■ **EXERCISE PROMPT**
Start at the top line and retype the data exactly through to the end.

■ **DATA FOR THIS EXERCISE**

——

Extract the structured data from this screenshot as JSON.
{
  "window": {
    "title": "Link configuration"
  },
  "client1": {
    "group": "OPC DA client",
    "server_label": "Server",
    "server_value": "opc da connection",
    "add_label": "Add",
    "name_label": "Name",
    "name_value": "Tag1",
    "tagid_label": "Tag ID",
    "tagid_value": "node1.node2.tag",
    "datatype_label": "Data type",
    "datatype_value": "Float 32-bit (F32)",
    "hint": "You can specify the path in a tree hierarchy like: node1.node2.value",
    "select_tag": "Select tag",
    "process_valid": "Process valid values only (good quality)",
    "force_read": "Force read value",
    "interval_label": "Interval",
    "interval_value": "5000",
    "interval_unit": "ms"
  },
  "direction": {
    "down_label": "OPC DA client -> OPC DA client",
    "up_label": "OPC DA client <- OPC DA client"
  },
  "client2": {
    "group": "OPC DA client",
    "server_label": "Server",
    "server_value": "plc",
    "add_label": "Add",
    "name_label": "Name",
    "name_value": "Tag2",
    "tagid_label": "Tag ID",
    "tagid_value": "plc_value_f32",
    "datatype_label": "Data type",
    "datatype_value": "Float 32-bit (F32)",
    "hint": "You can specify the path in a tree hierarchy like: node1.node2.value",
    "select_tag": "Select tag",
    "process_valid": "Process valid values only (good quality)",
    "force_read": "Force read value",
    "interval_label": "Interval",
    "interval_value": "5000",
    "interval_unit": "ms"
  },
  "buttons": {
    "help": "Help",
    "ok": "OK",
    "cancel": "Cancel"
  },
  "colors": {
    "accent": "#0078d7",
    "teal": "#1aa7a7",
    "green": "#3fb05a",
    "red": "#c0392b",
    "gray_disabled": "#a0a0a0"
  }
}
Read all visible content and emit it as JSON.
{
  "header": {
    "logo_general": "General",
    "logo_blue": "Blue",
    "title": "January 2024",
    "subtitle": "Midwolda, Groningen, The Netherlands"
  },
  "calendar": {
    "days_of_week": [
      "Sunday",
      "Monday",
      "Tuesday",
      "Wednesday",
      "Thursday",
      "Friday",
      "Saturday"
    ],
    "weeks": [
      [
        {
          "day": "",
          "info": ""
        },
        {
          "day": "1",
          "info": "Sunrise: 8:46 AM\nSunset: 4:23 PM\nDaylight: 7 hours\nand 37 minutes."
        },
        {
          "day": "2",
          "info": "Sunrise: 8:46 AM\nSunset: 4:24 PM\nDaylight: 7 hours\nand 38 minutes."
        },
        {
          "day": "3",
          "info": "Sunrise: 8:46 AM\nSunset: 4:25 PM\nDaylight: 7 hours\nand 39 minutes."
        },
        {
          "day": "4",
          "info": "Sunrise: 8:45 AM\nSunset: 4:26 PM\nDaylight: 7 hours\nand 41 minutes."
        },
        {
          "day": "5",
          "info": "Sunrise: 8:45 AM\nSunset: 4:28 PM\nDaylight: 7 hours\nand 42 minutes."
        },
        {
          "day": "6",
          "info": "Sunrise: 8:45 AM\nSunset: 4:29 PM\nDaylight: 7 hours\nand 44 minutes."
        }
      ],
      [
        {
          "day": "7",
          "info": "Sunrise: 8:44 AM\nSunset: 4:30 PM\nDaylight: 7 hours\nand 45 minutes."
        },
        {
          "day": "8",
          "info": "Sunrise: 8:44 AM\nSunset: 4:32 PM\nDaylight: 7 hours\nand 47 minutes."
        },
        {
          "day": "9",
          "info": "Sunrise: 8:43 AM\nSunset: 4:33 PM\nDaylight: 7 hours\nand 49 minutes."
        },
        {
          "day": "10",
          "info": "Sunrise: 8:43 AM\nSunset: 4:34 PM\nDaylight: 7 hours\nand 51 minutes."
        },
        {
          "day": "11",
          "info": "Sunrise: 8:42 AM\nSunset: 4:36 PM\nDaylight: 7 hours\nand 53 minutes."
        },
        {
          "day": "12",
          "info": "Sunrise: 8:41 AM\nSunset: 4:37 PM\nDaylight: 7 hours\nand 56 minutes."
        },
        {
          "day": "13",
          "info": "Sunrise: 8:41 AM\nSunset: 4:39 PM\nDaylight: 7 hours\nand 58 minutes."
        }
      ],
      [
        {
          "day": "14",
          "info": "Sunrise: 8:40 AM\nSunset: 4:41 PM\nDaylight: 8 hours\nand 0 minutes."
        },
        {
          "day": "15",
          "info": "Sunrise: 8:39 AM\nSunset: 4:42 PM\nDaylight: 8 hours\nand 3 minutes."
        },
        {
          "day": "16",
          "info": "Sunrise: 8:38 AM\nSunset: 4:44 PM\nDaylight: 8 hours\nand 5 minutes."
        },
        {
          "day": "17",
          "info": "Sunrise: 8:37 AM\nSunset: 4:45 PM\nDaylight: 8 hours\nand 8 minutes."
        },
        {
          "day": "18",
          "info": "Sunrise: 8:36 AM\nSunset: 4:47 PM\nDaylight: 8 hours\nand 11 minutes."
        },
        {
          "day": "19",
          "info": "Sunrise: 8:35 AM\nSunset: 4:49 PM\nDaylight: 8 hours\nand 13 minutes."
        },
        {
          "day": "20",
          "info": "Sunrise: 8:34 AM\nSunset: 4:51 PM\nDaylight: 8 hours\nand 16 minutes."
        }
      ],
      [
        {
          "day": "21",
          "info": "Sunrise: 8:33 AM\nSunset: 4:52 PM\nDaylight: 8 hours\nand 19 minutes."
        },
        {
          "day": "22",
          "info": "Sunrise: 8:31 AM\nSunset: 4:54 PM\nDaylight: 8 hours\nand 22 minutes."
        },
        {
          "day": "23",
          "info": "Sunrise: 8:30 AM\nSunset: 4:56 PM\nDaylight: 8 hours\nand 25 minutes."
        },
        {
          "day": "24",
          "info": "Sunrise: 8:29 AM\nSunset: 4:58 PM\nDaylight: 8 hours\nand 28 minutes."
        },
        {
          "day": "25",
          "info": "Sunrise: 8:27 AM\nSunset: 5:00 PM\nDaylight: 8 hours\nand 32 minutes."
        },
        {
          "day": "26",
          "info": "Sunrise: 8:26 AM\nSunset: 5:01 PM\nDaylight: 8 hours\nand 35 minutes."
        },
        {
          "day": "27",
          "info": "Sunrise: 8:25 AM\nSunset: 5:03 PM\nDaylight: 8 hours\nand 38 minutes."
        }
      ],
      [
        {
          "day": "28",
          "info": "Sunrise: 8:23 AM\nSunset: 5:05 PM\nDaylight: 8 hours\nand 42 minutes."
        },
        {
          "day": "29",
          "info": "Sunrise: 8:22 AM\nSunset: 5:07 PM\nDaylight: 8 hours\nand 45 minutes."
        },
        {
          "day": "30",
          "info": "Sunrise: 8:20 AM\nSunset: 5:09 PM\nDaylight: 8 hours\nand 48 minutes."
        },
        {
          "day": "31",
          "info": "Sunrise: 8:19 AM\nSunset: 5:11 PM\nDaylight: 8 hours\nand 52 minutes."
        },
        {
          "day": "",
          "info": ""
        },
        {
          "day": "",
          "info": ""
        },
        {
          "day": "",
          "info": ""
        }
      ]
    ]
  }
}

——

■ **WRITTEN REPLY**
Extract the structured data from this screenshot as JSON.
{
  "window": {
    "title": "Link configuration"
  },
  "client1": {
    "group": "OPC DA client",
    "server_label": "Server",
    "server_value": "opc da connection",
    "add_label": "Add",
    "name_label": "Name",
    "name_value": "Tag1",
    "tagid_label": "Tag ID",
    "tagid_value": "node1.node2.tag",
    "datatype_label": "Data type",
    "datatype_value": "Float 32-bit (F32)",
    "hint": "You can specify the path in a tree hierarchy like: node1.node2.value",
    "select_tag": "Select tag",
    "process_valid": "Process valid values only (good quality)",
    "force_read": "Force read value",
    "interval_label": "Interval",
    "interval_value": "5000",
    "interval_unit": "ms"
  },
  "direction": {
    "down_label": "OPC DA client -> OPC DA client",
    "up_label": "OPC DA client <- OPC DA client"
  },
  "client2": {
    "group": "OPC DA client",
    "server_label": "Server",
    "server_value": "plc",
    "add_label": "Add",
    "name_label": "Name",
    "name_value": "Tag2",
    "tagid_label": "Tag ID",
    "tagid_value": "plc_value_f32",
    "datatype_label": "Data type",
    "datatype_value": "Float 32-bit (F32)",
    "hint": "You can specify the path in a tree hierarchy like: node1.node2.value",
    "select_tag": "Select tag",
    "process_valid": "Process valid values only (good quality)",
    "force_read": "Force read value",
    "interval_label": "Interval",
    "interval_value": "5000",
    "interval_unit": "ms"
  },
  "buttons": {
    "help": "Help",
    "ok": "OK",
    "cancel": "Cancel"
  },
  "colors": {
    "accent": "#0078d7",
    "teal": "#1aa7a7",
    "green": "#3fb05a",
    "red": "#c0392b",
    "gray_disabled": "#a0a0a0"
  }
}
Read all visible content and emit it as JSON.
{
  "header": {
    "logo_general": "General",
    "logo_blue": "Blue",
    "title": "January 2024",
    "subtitle": "Midwolda, Groningen, The Netherlands"
  },
  "calendar": {
    "days_of_week": [
      "Sunday",
      "Monday",
      "Tuesday",
      "Wednesday",
      "Thursday",
      "Friday",
      "Saturday"
    ],
    "weeks": [
      [
        {
          "day": "",
          "info": ""
        },
        {
          "day": "1",
          "info": "Sunrise: 8:46 AM\nSunset: 4:23 PM\nDaylight: 7 hours\nand 37 minutes."
        },
        {
          "day": "2",
          "info": "Sunrise: 8:46 AM\nSunset: 4:24 PM\nDaylight: 7 hours\nand 38 minutes."
        },
        {
          "day": "3",
          "info": "Sunrise: 8:46 AM\nSunset: 4:25 PM\nDaylight: 7 hours\nand 39 minutes."
        },
        {
          "day": "4",
          "info": "Sunrise: 8:45 AM\nSunset: 4:26 PM\nDaylight: 7 hours\nand 41 minutes."
        },
        {
          "day": "5",
          "info": "Sunrise: 8:45 AM\nSunset: 4:28 PM\nDaylight: 7 hours\nand 42 minutes."
        },
        {
          "day": "6",
          "info": "Sunrise: 8:45 AM\nSunset: 4:29 PM\nDaylight: 7 hours\nand 44 minutes."
        }
      ],
      [
        {
          "day": "7",
          "info": "Sunrise: 8:44 AM\nSunset: 4:30 PM\nDaylight: 7 hours\nand 45 minutes."
        },
        {
          "day": "8",
          "info": "Sunrise: 8:44 AM\nSunset: 4:32 PM\nDaylight: 7 hours\nand 47 minutes."
        },
        {
          "day": "9",
          "info": "Sunrise: 8:43 AM\nSunset: 4:33 PM\nDaylight: 7 hours\nand 49 minutes."
        },
        {
          "day": "10",
          "info": "Sunrise: 8:43 AM\nSunset: 4:34 PM\nDaylight: 7 hours\nand 51 minutes."
        },
        {
          "day": "11",
          "info": "Sunrise: 8:42 AM\nSunset: 4:36 PM\nDaylight: 7 hours\nand 53 minutes."
        },
        {
          "day": "12",
          "info": "Sunrise: 8:41 AM\nSunset: 4:37 PM\nDaylight: 7 hours\nand 56 minutes."
        },
        {
          "day": "13",
          "info": "Sunrise: 8:41 AM\nSunset: 4:39 PM\nDaylight: 7 hours\nand 58 minutes."
        }
      ],
      [
        {
          "day": "14",
          "info": "Sunrise: 8:40 AM\nSunset: 4:41 PM\nDaylight: 8 hours\nand 0 minutes."
        },
        {
          "day": "15",
          "info": "Sunrise: 8:39 AM\nSunset: 4:42 PM\nDaylight: 8 hours\nand 3 minutes."
        },
        {
          "day": "16",
          "info": "Sunrise: 8:38 AM\nSunset: 4:44 PM\nDaylight: 8 hours\nand 5 minutes."
        },
        {
          "day": "17",
          "info": "Sunrise: 8:37 AM\nSunset: 4:45 PM\nDaylight: 8 hours\nand 8 minutes."
        },
        {
          "day": "18",
          "info": "Sunrise: 8:36 AM\nSunset: 4:47 PM\nDaylight: 8 hours\nand 11 minutes."
        },
        {
          "day": "19",
          "info": "Sunrise: 8:35 AM\nSunset: 4:49 PM\nDaylight: 8 hours\nand 13 minutes."
        },
        {
          "day": "20",
          "info": "Sunrise: 8:34 AM\nSunset: 4:51 PM\nDaylight: 8 hours\nand 16 minutes."
        }
      ],
      [
        {
          "day": "21",
          "info": "Sunrise: 8:33 AM\nSunset: 4:52 PM\nDaylight: 8 hours\nand 19 minutes."
        },
        {
          "day": "22",
          "info": "Sunrise: 8:31 AM\nSunset: 4:54 PM\nDaylight: 8 hours\nand 22 minutes."
        },
        {
          "day": "23",
          "info": "Sunrise: 8:30 AM\nSunset: 4:56 PM\nDaylight: 8 hours\nand 25 minutes."
        },
        {
          "day": "24",
          "info": "Sunrise: 8:29 AM\nSunset: 4:58 PM\nDaylight: 8 hours\nand 28 minutes."
        },
        {
          "day": "25",
          "info": "Sunrise: 8:27 AM\nSunset: 5:00 PM\nDaylight: 8 hours\nand 32 minutes."
        },
        {
          "day": "26",
          "info": "Sunrise: 8:26 AM\nSunset: 5:01 PM\nDaylight: 8 hours\nand 35 minutes."
        },
        {
          "day": "27",
          "info": "Sunrise: 8:25 AM\nSunset: 5:03 PM\nDaylight: 8 hours\nand 38 minutes."
        }
      ],
      [
        {
          "day": "28",
          "info": "Sunrise: 8:23 AM\nSunset: 5:05 PM\nDaylight: 8 hours\nand 42 minutes."
        },
        {
          "day": "29",
          "info": "Sunrise: 8:22 AM\nSunset: 5:07 PM\nDaylight: 8 hours\nand 45 minutes."
        },
        {
          "day": "30",
          "info": "Sunrise: 8:20 AM\nSunset: 5:09 PM\nDaylight: 8 hours\nand 48 minutes."
        },
        {
          "day": "31",
          "info": "Sunrise: 8:19 AM\nSunset: 5:11 PM\nDaylight: 8 hours\nand 52 minutes."
        },
        {
          "day": "",
          "info": ""
        },
        {
          "day": "",
          "info": ""
        },
        {
          "day": "",
          "info": ""
        }
      ]
    ]
  }
}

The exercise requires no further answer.